In what has become something of a Saratoga tradition, the jockeys played basketball last night for charity.
Three years ago, they took on a fifth grade A.A.U. team from Texas, beating the youngsters by a score of 44-39; two years ago, the kids came back for a rematch and trounced the riders, 49-32.
Last night, the jockeys took on the horsemen, and the eligibility rules for each team were, shall we say, loose. The jockeys’ team comprised coach Angel Cordero, Jr.; Kent Desormeaux (and his son Josh), Eibar Coa (and his son), John Velazquez, Robby Albarado, Rajiv Maragh, Channing Hill, Jaime Rodriguez, Victor Santiago, Jose Amy, Umberto Leon, Will Walden (son of WinStar Farm’s Elliott), Jermaine Bridgmohan, and Joey Migliore.

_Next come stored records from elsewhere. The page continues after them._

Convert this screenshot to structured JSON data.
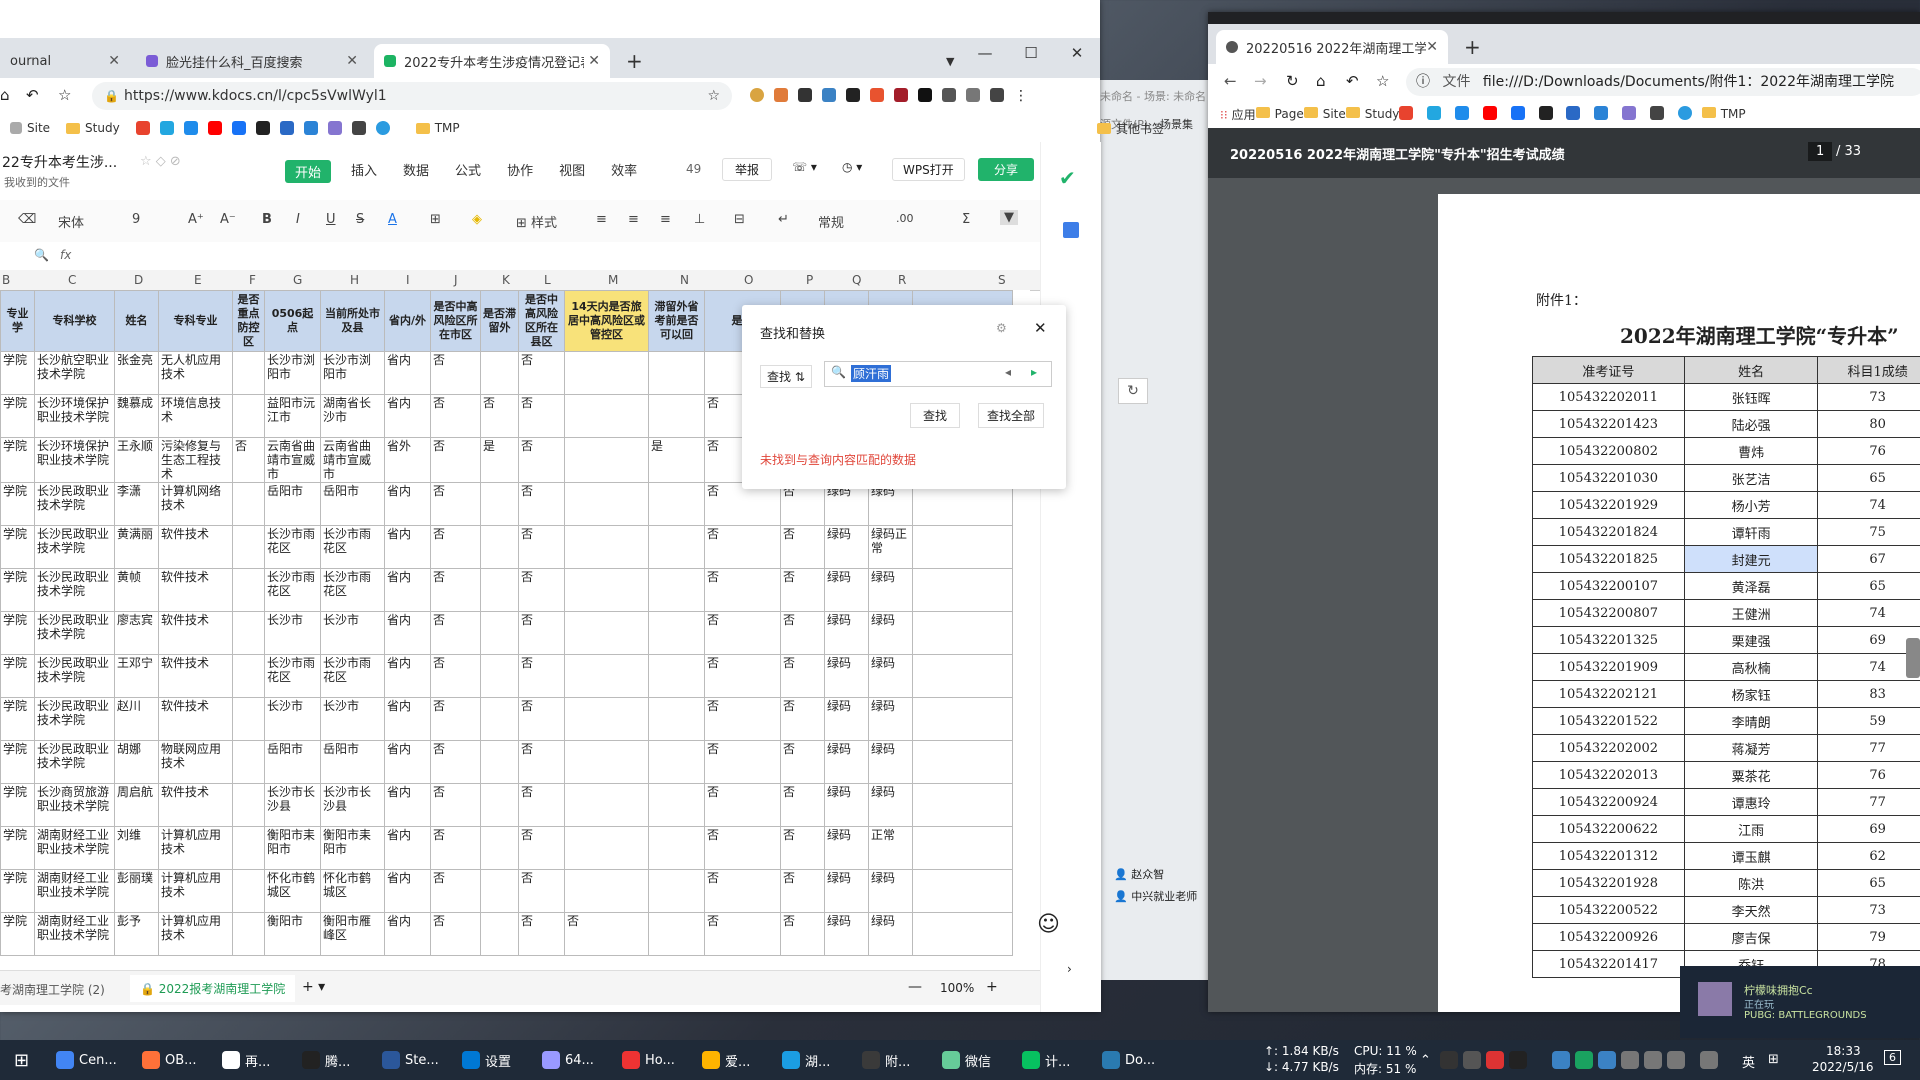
{
  "left_browser": {
    "tabs": [
      {
        "label": "ournal"
      },
      {
        "label": "脸光挂什么科_百度搜索"
      },
      {
        "label": "2022专升本考生涉疫情况登记表",
        "active": true
      }
    ],
    "url": "https://www.kdocs.cn/l/cpc5sVwlWyl1",
    "bookmarks": [
      "Site",
      "Study",
      "TMP",
      "其他书签"
    ],
    "doc_title": "22专升本考生涉...",
    "doc_subtitle": "我收到的文件",
    "menu": [
      "开始",
      "插入",
      "数据",
      "公式",
      "协作",
      "视图",
      "效率"
    ],
    "menu_badge": "49",
    "report_label": "举报",
    "wps_open_label": "WPS打开",
    "share_label": "分享",
    "toolbar": {
      "font": "宋体",
      "size": "9",
      "style_label": "样式",
      "format": "常规"
    },
    "fx_label": "fx",
    "columns": [
      "B",
      "C",
      "D",
      "E",
      "F",
      "G",
      "H",
      "I",
      "J",
      "K",
      "L",
      "M",
      "N",
      "O",
      "P",
      "Q",
      "R",
      "S"
    ],
    "headers": [
      "专业\n学",
      "专科学校",
      "姓名",
      "专科专业",
      "是否重点防控区",
      "0506起点",
      "当前所处市及县",
      "省内/外",
      "是否中高风险区所在市区",
      "是否滞留外",
      "是否中高风险区所在县区",
      "14天内是否旅居中高风险区或管控区",
      "滞留外省考前是否可以回",
      "是否",
      "",
      "",
      "",
      ""
    ],
    "rows": [
      [
        "学院",
        "长沙航空职业技术学院",
        "张金亮",
        "无人机应用技术",
        "",
        "长沙市浏阳市",
        "长沙市浏阳市",
        "省内",
        "否",
        "",
        "否",
        "",
        "",
        "",
        "",
        "",
        "",
        ""
      ],
      [
        "学院",
        "长沙环境保护职业技术学院",
        "魏慕成",
        "环境信息技术",
        "",
        "益阳市沅江市",
        "湖南省长沙市",
        "省内",
        "否",
        "否",
        "否",
        "",
        "",
        "否",
        "",
        "",
        "",
        ""
      ],
      [
        "学院",
        "长沙环境保护职业技术学院",
        "王永顺",
        "污染修复与生态工程技术",
        "否",
        "云南省曲靖市宣威市",
        "云南省曲靖市宣威市",
        "省外",
        "否",
        "是",
        "否",
        "",
        "是",
        "否",
        "",
        "",
        "",
        ""
      ],
      [
        "学院",
        "长沙民政职业技术学院",
        "李潇",
        "计算机网络技术",
        "",
        "岳阳市",
        "岳阳市",
        "省内",
        "否",
        "",
        "否",
        "",
        "",
        "否",
        "否",
        "绿码",
        "绿码",
        ""
      ],
      [
        "学院",
        "长沙民政职业技术学院",
        "黄满丽",
        "软件技术",
        "",
        "长沙市雨花区",
        "长沙市雨花区",
        "省内",
        "否",
        "",
        "否",
        "",
        "",
        "否",
        "否",
        "绿码",
        "绿码正常",
        ""
      ],
      [
        "学院",
        "长沙民政职业技术学院",
        "黄帧",
        "软件技术",
        "",
        "长沙市雨花区",
        "长沙市雨花区",
        "省内",
        "否",
        "",
        "否",
        "",
        "",
        "否",
        "否",
        "绿码",
        "绿码",
        ""
      ],
      [
        "学院",
        "长沙民政职业技术学院",
        "廖志宾",
        "软件技术",
        "",
        "长沙市",
        "长沙市",
        "省内",
        "否",
        "",
        "否",
        "",
        "",
        "否",
        "否",
        "绿码",
        "绿码",
        ""
      ],
      [
        "学院",
        "长沙民政职业技术学院",
        "王邓宁",
        "软件技术",
        "",
        "长沙市雨花区",
        "长沙市雨花区",
        "省内",
        "否",
        "",
        "否",
        "",
        "",
        "否",
        "否",
        "绿码",
        "绿码",
        ""
      ],
      [
        "学院",
        "长沙民政职业技术学院",
        "赵川",
        "软件技术",
        "",
        "长沙市",
        "长沙市",
        "省内",
        "否",
        "",
        "否",
        "",
        "",
        "否",
        "否",
        "绿码",
        "绿码",
        ""
      ],
      [
        "学院",
        "长沙民政职业技术学院",
        "胡娜",
        "物联网应用技术",
        "",
        "岳阳市",
        "岳阳市",
        "省内",
        "否",
        "",
        "否",
        "",
        "",
        "否",
        "否",
        "绿码",
        "绿码",
        ""
      ],
      [
        "学院",
        "长沙商贸旅游职业技术学院",
        "周启航",
        "软件技术",
        "",
        "长沙市长沙县",
        "长沙市长沙县",
        "省内",
        "否",
        "",
        "否",
        "",
        "",
        "否",
        "否",
        "绿码",
        "绿码",
        ""
      ],
      [
        "学院",
        "湖南财经工业职业技术学院",
        "刘维",
        "计算机应用技术",
        "",
        "衡阳市耒阳市",
        "衡阳市耒阳市",
        "省内",
        "否",
        "",
        "否",
        "",
        "",
        "否",
        "否",
        "绿码",
        "正常",
        ""
      ],
      [
        "学院",
        "湖南财经工业职业技术学院",
        "彭丽璞",
        "计算机应用技术",
        "",
        "怀化市鹤城区",
        "怀化市鹤城区",
        "省内",
        "否",
        "",
        "否",
        "",
        "",
        "否",
        "否",
        "绿码",
        "绿码",
        ""
      ],
      [
        "学院",
        "湖南财经工业职业技术学院",
        "彭予",
        "计算机应用技术",
        "",
        "衡阳市",
        "衡阳市雁峰区",
        "省内",
        "否",
        "",
        "否",
        "否",
        "",
        "否",
        "否",
        "绿码",
        "绿码",
        ""
      ]
    ],
    "sheet_tabs": [
      "考湖南理工学院 (2)",
      "2022报考湖南理工学院"
    ],
    "zoom": "100%",
    "find_dialog": {
      "title": "查找和替换",
      "mode_label": "查找",
      "query": "顾汗雨",
      "find_btn": "查找",
      "find_all_btn": "查找全部",
      "message": "未找到与查询内容匹配的数据"
    }
  },
  "right_browser": {
    "tab_label": "20220516 2022年湖南理工学院",
    "url_prefix": "文件",
    "url": "file:///D:/Downloads/Documents/附件1：2022年湖南理工学院",
    "bookmarks": [
      "应用",
      "Page",
      "Site",
      "Study",
      "TMP"
    ],
    "pdf_title": "20220516 2022年湖南理工学院\"专升本\"招生考试成绩",
    "page_current": "1",
    "page_total": "/ 33",
    "attach_label": "附件1：",
    "doc_heading": "2022年湖南理工学院“专升本”",
    "table_headers": [
      "准考证号",
      "姓名",
      "科目1成绩"
    ],
    "table_rows": [
      [
        "105432202011",
        "张钰晖",
        "73"
      ],
      [
        "105432201423",
        "陆必强",
        "80"
      ],
      [
        "105432200802",
        "曹炜",
        "76"
      ],
      [
        "105432201030",
        "张艺洁",
        "65"
      ],
      [
        "105432201929",
        "杨小芳",
        "74"
      ],
      [
        "105432201824",
        "谭轩雨",
        "75"
      ],
      [
        "105432201825",
        "封建元",
        "67"
      ],
      [
        "105432200107",
        "黄泽磊",
        "65"
      ],
      [
        "105432200807",
        "王健洲",
        "74"
      ],
      [
        "105432201325",
        "栗建强",
        "69"
      ],
      [
        "105432201909",
        "高秋楠",
        "74"
      ],
      [
        "105432202121",
        "杨家钰",
        "83"
      ],
      [
        "105432201522",
        "李晴朗",
        "59"
      ],
      [
        "105432202002",
        "蒋凝芳",
        "77"
      ],
      [
        "105432202013",
        "粟茶花",
        "76"
      ],
      [
        "105432200924",
        "谭惠玲",
        "77"
      ],
      [
        "105432200622",
        "江雨",
        "69"
      ],
      [
        "105432201312",
        "谭玉麒",
        "62"
      ],
      [
        "105432201928",
        "陈洪",
        "65"
      ],
      [
        "105432200522",
        "李天然",
        "73"
      ],
      [
        "105432200926",
        "廖吉保",
        "79"
      ],
      [
        "105432201417",
        "乔钰",
        "78"
      ]
    ]
  },
  "background_window": {
    "text1": "未命名 - 场景: 未命名",
    "text2": "源文件(P)",
    "text3": "场景集",
    "contact1": "赵众智",
    "contact2": "中兴就业老师"
  },
  "notification": {
    "line1": "柠檬味拥抱Cc",
    "line2": "正在玩",
    "line3": "PUBG: BATTLEGROUNDS"
  },
  "taskbar": {
    "items": [
      "Cen...",
      "OB...",
      "再...",
      "腾...",
      "Ste...",
      "设置",
      "64...",
      "Ho...",
      "爱...",
      "湖...",
      "附...",
      "微信",
      "计...",
      "Do..."
    ],
    "net_up": "↑: 1.84 KB/s",
    "net_down": "↓: 4.77 KB/s",
    "cpu": "CPU: 11 %",
    "mem": "内存: 51 %",
    "lang": "英",
    "time": "18:33",
    "date": "2022/5/16",
    "notif_count": "6"
  }
}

And oh, yes, two players who were at least 6’2”; Kevin Hopkins is reportedly a Saratoga native now playing professional basketball in Germany, and Kyle Forester reportedly plays for Memphis. Yes, jockeys indeed. (All photos courtesy of NYRA photos; click to enlarge)
On the horsemen’s side were coach Kiaran McLaughlin; Neema Ghazi and Matt Silvano from NYRA’s marketing department; racing secretary P.J. Campo; trainers Rick Schosberg, Billy Badgett, Todd Pletcher, Carlos Martin, Mike Tannuzzo, and Pletcher assistant Witt, whose last name was not available at press time. Paul Veitch, a Saratoga police officer who is the son of turf writer Michael Veitch, Elliott Walden, Mark Bardack of the PR firm Ed Lewi Associates joined the trainers, as did NYRA chairman Steve Duncker; Patty Rich, Dennis Brida, and West Point Thoroughbreds president Terry Finley, introduced by announcer Mitch Levites (NYRA’s producer and videographer) as “the man who put the ‘sin’ in syndicate.”
Levites interviewed Duncker before the tip, asking which Duncker thought more likely: the horsemen beating the jockeys, or NYRA getting slots. “Slots,” said Duncker without hesitation.
The racing community turned out in full force to support the Racetrack Chaplaincy and the Permanently Disabled Jockeys Fund, the recipients of the proceeds of the event; in the crowd were jockeys Alan Garcia, Julian Leparoux, Edgar Prado, Jose Lezcano, and Ramon Dominguez; Jim Gallagher, executive director of New York Thoroughbred Horsemen’s Association; and trainers Dallas Stewart, Linda Rice, and Lisa Lewis. Rice and Lewis were rather unfortunately referred to in print as “cheerleaders” and at the event as “watergirls.”
What the jockeys lacked in size, they made up for in speed (and those six-foot ringers didn’t hurt, either); nonetheless, the trainers played them close for most of the game. The jockeys pulled away in the third quarter, but the trainers came back to within four with just a few minutes left, which would have made for quite an exciting finish had not the game done its best imitation of the NBA: the last three minutes took about an hour and a half to play.
The usual genteel Todd Pletcher channeled a little Rasheed Wallace as he bullied his way around the court, taking down both the younger, bigger, stronger Hopkins and the younger, smaller, stronger Maragh. He also showed some game, starting a pretty pass play to Finley and Duncker, who unfortunately was unable to finish—the story of the horsemen, who also might benefit from a little free-throw practice.
Showing not only game but gamesmanship, Pletcher was not too proud to cherry-pick, hanging under the basket and taking a full-court pass to put in the easy lay-up.
As he did in the other games, Coa established himself as a player to be reckoned with, going white-hot and shooting lights out in the third quarter to put the jockeys firmly in the lead. While the two Desormeaux and Victor Santiago displayed impressive hoop skills, the play of the night had to be Coa’s block of a Billy Badgett shot late in the game. Dismissed!
The final score was jockeys 45, horsemen 41, but the real winners are the backstretch workers and the disabled jockeys who will benefit from the generosity of both the players and the audience.
After working hard all day and anticipating early alarms, jocks and trainers gave up their time (and in some cases, their bodies) to support these charities. A few trainers reported a little body soreness this morning, and I heard some vows to “start getting in shape earlier next year,” but good humor reigned on both sides—especially the jockeys’, who get bragging rights for another year.